*** INPUT MATERIAL

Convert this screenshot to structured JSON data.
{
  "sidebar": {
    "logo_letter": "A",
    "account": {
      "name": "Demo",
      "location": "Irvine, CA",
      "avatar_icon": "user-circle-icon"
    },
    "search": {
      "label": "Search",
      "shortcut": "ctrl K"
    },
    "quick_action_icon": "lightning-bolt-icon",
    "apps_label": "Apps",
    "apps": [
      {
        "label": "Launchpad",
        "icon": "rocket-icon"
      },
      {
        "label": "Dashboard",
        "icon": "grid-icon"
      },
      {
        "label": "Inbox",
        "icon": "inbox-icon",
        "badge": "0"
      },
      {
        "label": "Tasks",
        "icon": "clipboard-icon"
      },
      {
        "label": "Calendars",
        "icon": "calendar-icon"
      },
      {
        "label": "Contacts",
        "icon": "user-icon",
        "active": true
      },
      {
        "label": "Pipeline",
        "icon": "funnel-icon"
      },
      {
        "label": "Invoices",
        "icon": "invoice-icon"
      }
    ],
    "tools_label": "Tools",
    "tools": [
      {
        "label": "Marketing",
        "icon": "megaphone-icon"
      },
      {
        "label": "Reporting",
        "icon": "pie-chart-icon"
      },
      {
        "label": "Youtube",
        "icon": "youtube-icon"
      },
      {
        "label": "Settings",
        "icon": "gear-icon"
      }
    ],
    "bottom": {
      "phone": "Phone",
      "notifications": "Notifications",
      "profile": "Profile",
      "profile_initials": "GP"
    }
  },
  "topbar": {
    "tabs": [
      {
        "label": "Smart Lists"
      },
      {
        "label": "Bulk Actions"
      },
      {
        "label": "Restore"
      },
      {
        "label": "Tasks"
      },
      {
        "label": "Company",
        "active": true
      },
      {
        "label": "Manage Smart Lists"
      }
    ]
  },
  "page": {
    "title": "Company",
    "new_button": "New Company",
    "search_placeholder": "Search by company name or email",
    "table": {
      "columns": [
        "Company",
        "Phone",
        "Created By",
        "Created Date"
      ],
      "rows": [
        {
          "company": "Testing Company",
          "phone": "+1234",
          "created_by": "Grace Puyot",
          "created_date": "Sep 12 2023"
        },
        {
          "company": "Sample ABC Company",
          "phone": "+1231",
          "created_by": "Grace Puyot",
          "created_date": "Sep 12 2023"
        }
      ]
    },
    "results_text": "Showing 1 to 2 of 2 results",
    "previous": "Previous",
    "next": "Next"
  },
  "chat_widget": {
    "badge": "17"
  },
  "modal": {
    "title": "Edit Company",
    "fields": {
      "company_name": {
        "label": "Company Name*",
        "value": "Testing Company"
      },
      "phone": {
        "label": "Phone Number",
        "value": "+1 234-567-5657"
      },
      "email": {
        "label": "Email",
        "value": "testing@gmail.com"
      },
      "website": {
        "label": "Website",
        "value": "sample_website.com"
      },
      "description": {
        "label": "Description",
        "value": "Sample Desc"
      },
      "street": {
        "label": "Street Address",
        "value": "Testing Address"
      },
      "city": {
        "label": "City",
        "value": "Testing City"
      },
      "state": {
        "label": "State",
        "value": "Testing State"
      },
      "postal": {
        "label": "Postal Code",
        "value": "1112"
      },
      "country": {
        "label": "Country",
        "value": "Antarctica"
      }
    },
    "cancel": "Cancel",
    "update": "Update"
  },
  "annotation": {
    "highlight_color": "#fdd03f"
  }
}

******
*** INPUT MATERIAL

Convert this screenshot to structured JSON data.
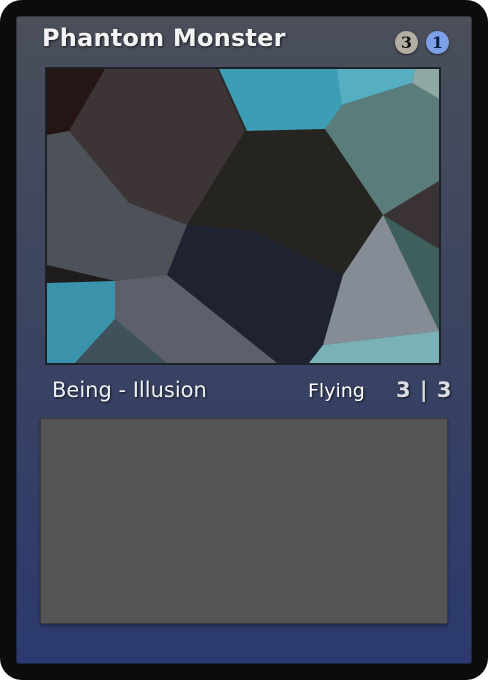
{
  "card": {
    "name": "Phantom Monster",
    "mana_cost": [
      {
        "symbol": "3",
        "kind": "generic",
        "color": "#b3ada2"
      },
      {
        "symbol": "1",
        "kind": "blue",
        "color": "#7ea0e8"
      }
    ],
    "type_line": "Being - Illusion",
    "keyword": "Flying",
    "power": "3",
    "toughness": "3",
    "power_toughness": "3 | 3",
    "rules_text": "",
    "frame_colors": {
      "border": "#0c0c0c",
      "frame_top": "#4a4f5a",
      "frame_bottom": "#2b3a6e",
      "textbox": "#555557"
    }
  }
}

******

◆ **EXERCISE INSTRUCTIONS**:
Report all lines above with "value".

◆ **PROBLEM SOLUTION**:
        "value": "Testing Company"
        "value": "+1 234-567-5657"
        "value": "testing@gmail.com"
        "value": "sample_website.com"
        "value": "Sample Desc"
        "value": "Testing Address"
        "value": "Testing City"
        "value": "Testing State"
        "value": "1112"
        "value": "Antarctica"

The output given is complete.